EXERCISE: Look through the lines below; wherever the word "hand" appears, copy that line.

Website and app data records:
■ ■ ■

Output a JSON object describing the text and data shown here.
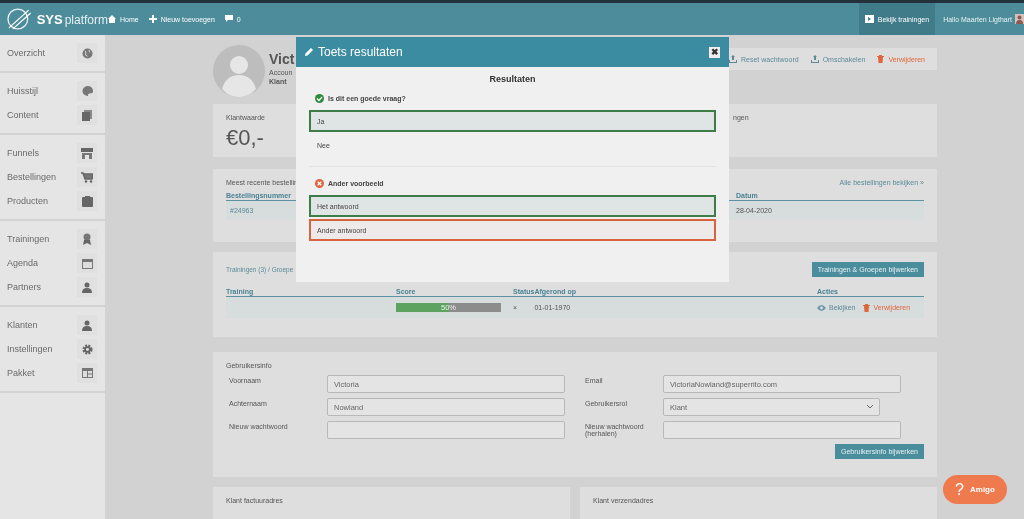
{
  "topbar": {
    "logo": "SYS",
    "logo_suffix": "platform",
    "nav": [
      {
        "label": "Home"
      },
      {
        "label": "Nieuw toevoegen"
      },
      {
        "label": "0"
      }
    ],
    "watch_button": "Bekijk trainingen",
    "greeting": "Hallo Maarten Ligthart"
  },
  "sidebar": {
    "groups": [
      [
        {
          "label": "Overzicht"
        }
      ],
      [
        {
          "label": "Huisstijl"
        },
        {
          "label": "Content"
        }
      ],
      [
        {
          "label": "Funnels"
        },
        {
          "label": "Bestellingen"
        },
        {
          "label": "Producten"
        }
      ],
      [
        {
          "label": "Trainingen"
        },
        {
          "label": "Agenda"
        },
        {
          "label": "Partners"
        }
      ],
      [
        {
          "label": "Klanten"
        },
        {
          "label": "Instellingen"
        },
        {
          "label": "Pakket"
        }
      ]
    ]
  },
  "profile": {
    "name": "Vict",
    "account": "Accoun",
    "role": "Klant",
    "actions": [
      {
        "label": "Reset wachtwoord",
        "kind": "normal"
      },
      {
        "label": "Omschakelen",
        "kind": "normal"
      },
      {
        "label": "Verwijderen",
        "kind": "danger"
      }
    ]
  },
  "stats": [
    {
      "label": "Klantwaarde",
      "value": "€0,-"
    },
    {
      "label": "ngen"
    }
  ],
  "orders": {
    "title": "Meest recente bestellin",
    "link": "Alle bestellingen bekijken »",
    "columns": [
      "Bestellingsnummer",
      "Datum"
    ],
    "rows": [
      [
        "#24963",
        "28-04-2020"
      ]
    ]
  },
  "trainings": {
    "title": "Trainingen (3) / Groepe",
    "button": "Trainingen & Groepen bijwerken",
    "columns": [
      "Training",
      "Score",
      "Status",
      "Afgerond op",
      "Acties"
    ],
    "rows": [
      {
        "score": {
          "level": 0.5,
          "label": "50%"
        },
        "status": "×",
        "completed": "01-01-1970",
        "actions": [
          {
            "label": "Bekijken",
            "kind": "view"
          },
          {
            "label": "Verwijderen",
            "kind": "delete"
          }
        ]
      }
    ]
  },
  "user_info": {
    "title": "Gebruikersinfo",
    "fields": [
      {
        "label": "Voornaam",
        "value": "Victoria",
        "kind": "text"
      },
      {
        "label": "Email",
        "value": "VictoriaNowland@superrito.com",
        "kind": "text"
      },
      {
        "label": "Achternaam",
        "value": "Nowland",
        "kind": "text"
      },
      {
        "label": "Gebruikersrol",
        "value": "Klant",
        "kind": "select"
      },
      {
        "label": "Nieuw wachtwoord",
        "kind": "text"
      },
      {
        "label": "Nieuw wachtwoord (herhalen)",
        "kind": "text"
      }
    ],
    "button": "Gebruikersinfo bijwerken"
  },
  "addresses": [
    {
      "title": "Klant factuuradres"
    },
    {
      "title": "Klant verzendadres"
    }
  ],
  "modal": {
    "title": "Toets resultaten",
    "close": "✖",
    "heading": "Resultaten",
    "questions": [
      {
        "text": "Is dit een goede vraag?",
        "correct": true,
        "options": [
          {
            "label": "Ja",
            "kind": "correct"
          },
          {
            "label": "Nee",
            "kind": "plain"
          }
        ]
      },
      {
        "text": "Ander voorbeeld",
        "correct": false,
        "options": [
          {
            "label": "Het antwoord",
            "kind": "correct"
          },
          {
            "label": "Ander antwoord",
            "kind": "wrong"
          }
        ]
      }
    ]
  },
  "help_button": {
    "icon": "?",
    "label": "Amigo"
  }
}
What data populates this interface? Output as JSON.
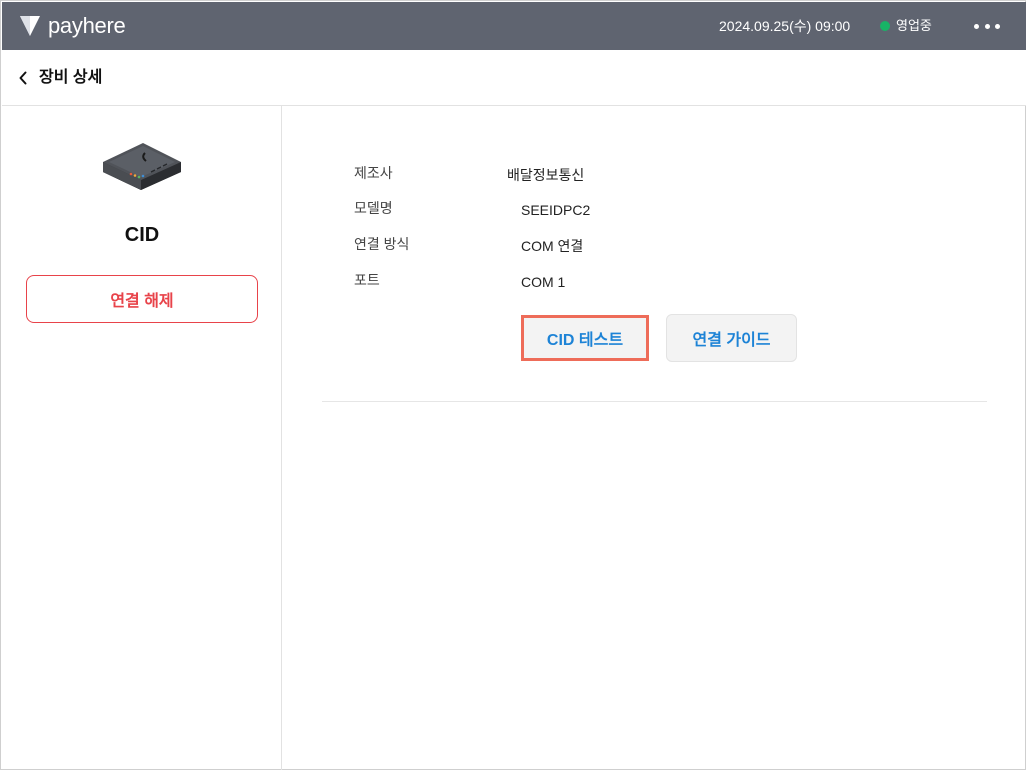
{
  "app": {
    "logo_text": "payhere"
  },
  "topbar": {
    "datetime": "2024.09.25(수) 09:00",
    "status_label": "영업중",
    "status_color": "#18b366",
    "background_color": "#5f6470",
    "more_icon": "more-horizontal-icon"
  },
  "header": {
    "title": "장비 상세",
    "back_icon": "chevron-left-icon"
  },
  "device": {
    "name": "CID",
    "image_icon": "cid-device-icon",
    "disconnect_label": "연결 해제",
    "disconnect_color": "#e8434a"
  },
  "details": {
    "rows": [
      {
        "label": "제조사",
        "value": "배달정보통신"
      },
      {
        "label": "모델명",
        "value": "SEEIDPC2"
      },
      {
        "label": "연결 방식",
        "value": "COM 연결"
      },
      {
        "label": "포트",
        "value": "COM 1"
      }
    ]
  },
  "actions": {
    "cid_test_label": "CID 테스트",
    "guide_label": "연결 가이드",
    "accent_color": "#1d83d6",
    "highlight_color": "#ee6c59"
  }
}
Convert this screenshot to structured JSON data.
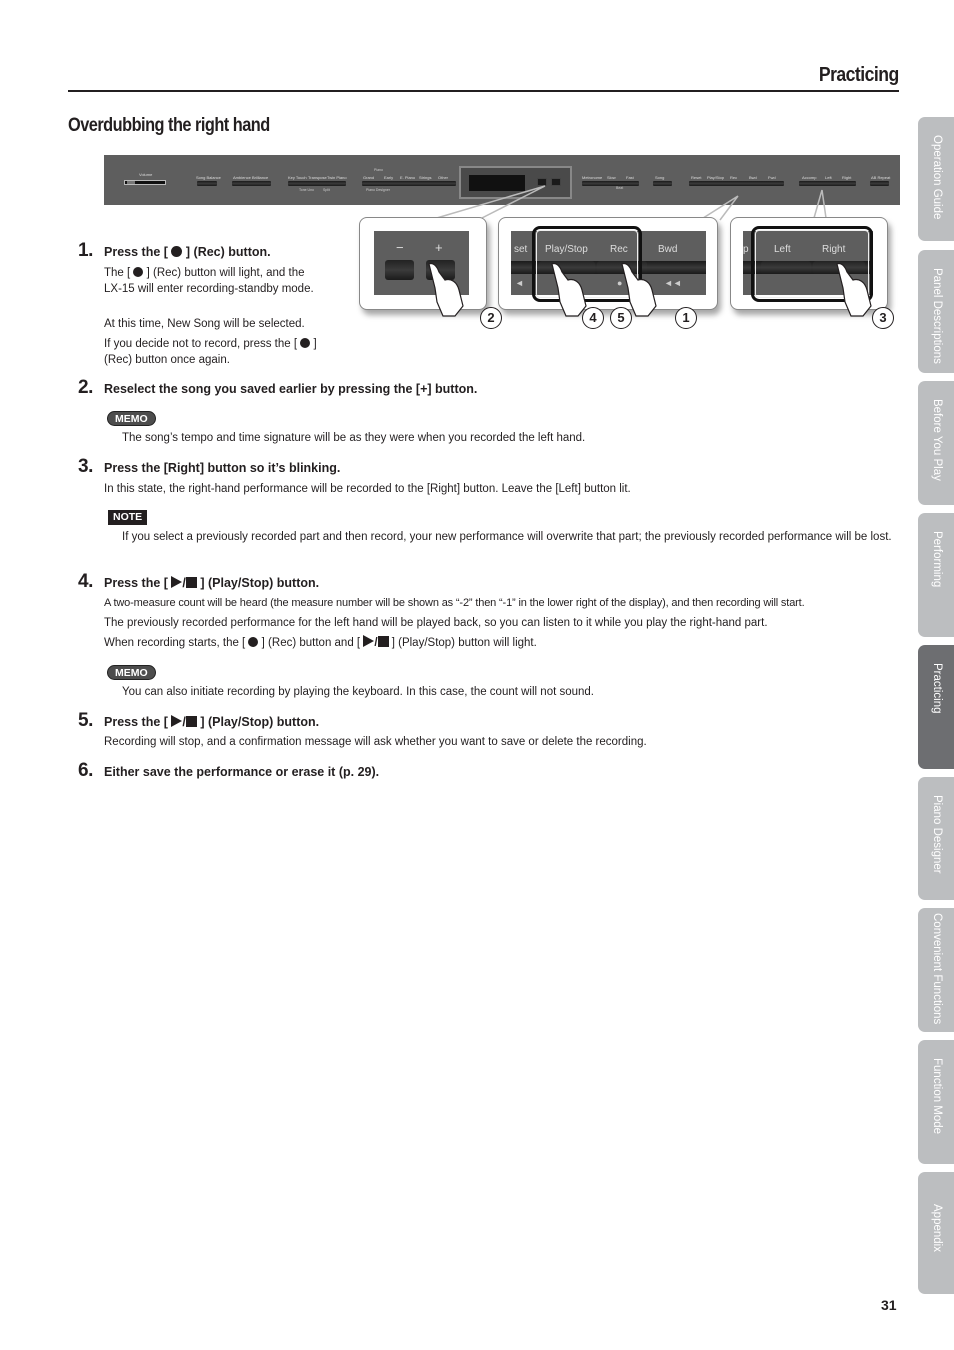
{
  "header": {
    "section_title": "Practicing"
  },
  "page": {
    "title": "Overdubbing the right hand",
    "number": "31"
  },
  "panel": {
    "labels": {
      "volume": "Volume",
      "song_balance": "Song Balance",
      "ambience": "Ambience",
      "brilliance": "Brilliance",
      "key_touch": "Key Touch",
      "transpose": "Transpose",
      "twin_piano": "Twin Piano",
      "piano_group": "Piano",
      "grand": "Grand",
      "early": "Early",
      "e_piano": "E. Piano",
      "strings": "Strings",
      "other": "Other",
      "twin_one": "Tone Uno",
      "split": "Split",
      "piano_designer": "Piano Designer",
      "minus": "−",
      "plus": "+",
      "metronome": "Metronome",
      "slow": "Slow",
      "fast": "Fast",
      "beat": "Beat",
      "song": "Song",
      "reset": "Reset",
      "play_stop": "Play/Stop",
      "rec": "Rec",
      "bwd": "Bwd",
      "fwd": "Fwd",
      "accomp": "Accomp",
      "left": "Left",
      "right": "Right",
      "ab_repeat": "AB Repeat"
    }
  },
  "zoom_callouts": {
    "box1": {
      "minus": "−",
      "plus": "+"
    },
    "box2": {
      "reset_partial": "set",
      "play_stop": "Play/Stop",
      "rec": "Rec",
      "bwd": "Bwd",
      "play_symbol": "►/■",
      "rec_symbol": "●",
      "bwd_symbol": "◄◄",
      "reset_symbol": "◄"
    },
    "box3": {
      "accomp_partial": "p",
      "left": "Left",
      "right": "Right"
    },
    "step_markers": [
      "2",
      "4",
      "5",
      "1",
      "3"
    ]
  },
  "steps": [
    {
      "num": "1.",
      "head_pre": "Press the [",
      "head_post": "] (Rec) button.",
      "lines": [
        {
          "pre": "The [",
          "post": "] (Rec) button will light, and the LX-15 will enter recording-standby mode."
        },
        {
          "text": "At this time, New Song will be selected."
        },
        {
          "pre": "If you decide not to record, press the [",
          "post": "] (Rec) button once again."
        }
      ]
    },
    {
      "num": "2.",
      "head": "Reselect the song you saved earlier by pressing the [+] button."
    },
    {
      "num": "3.",
      "head": "Press the [Right] button so it’s blinking.",
      "body": "In this state, the right-hand performance will be recorded to the [Right] button. Leave the [Left] button lit."
    },
    {
      "num": "4.",
      "head_pre": "Press the [",
      "head_post": "] (Play/Stop) button.",
      "body1": "A two-measure count will be heard (the measure number will be shown as “-2” then “-1” in the lower right of the display), and then recording will start.",
      "body2": "The previously recorded performance for the left hand will be played back, so you can listen to it while you play the right-hand part.",
      "body3_a": "When recording starts, the [",
      "body3_b": "] (Rec) button and [",
      "body3_c": "] (Play/Stop) button will light."
    },
    {
      "num": "5.",
      "head_pre": "Press the [",
      "head_post": "] (Play/Stop) button.",
      "body": "Recording will stop, and a confirmation message will ask whether you want to save or delete the recording."
    },
    {
      "num": "6.",
      "head": "Either save the performance or erase it (p. 29)."
    }
  ],
  "memos": [
    {
      "badge": "MEMO",
      "text": "The song’s tempo and time signature will be as they were when you recorded the left hand."
    },
    {
      "badge": "MEMO",
      "text": "You can also initiate recording by playing the keyboard. In this case, the count will not sound."
    }
  ],
  "note": {
    "badge": "NOTE",
    "text": "If you select a previously recorded part and then record, your new performance will overwrite that part; the previously recorded performance will be lost."
  },
  "side_tabs": [
    {
      "label": "Operation Guide",
      "active": false
    },
    {
      "label": "Panel Descriptions",
      "active": false
    },
    {
      "label": "Before You Play",
      "active": false
    },
    {
      "label": "Performing",
      "active": false
    },
    {
      "label": "Practicing",
      "active": true
    },
    {
      "label": "Piano Designer",
      "active": false
    },
    {
      "label": "Convenient Functions",
      "active": false
    },
    {
      "label": "Function Mode",
      "active": false
    },
    {
      "label": "Appendix",
      "active": false
    }
  ],
  "colors": {
    "tab_inactive": "#bcbec0",
    "tab_active": "#6d6e71",
    "panel": "#5e5e5e",
    "text": "#231f20"
  }
}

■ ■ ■

ANSWER AREA:
    "title": "Overdubbing the right hand",
      "body": "In this state, the right-hand performance will be recorded to the [Right] button. Leave the [Left] button lit."
      "body2": "The previously recorded performance for the left hand will be played back, so you can listen to it while you play the right-hand part.",
      "text": "The song’s tempo and time signature will be as they were when you recorded the left hand."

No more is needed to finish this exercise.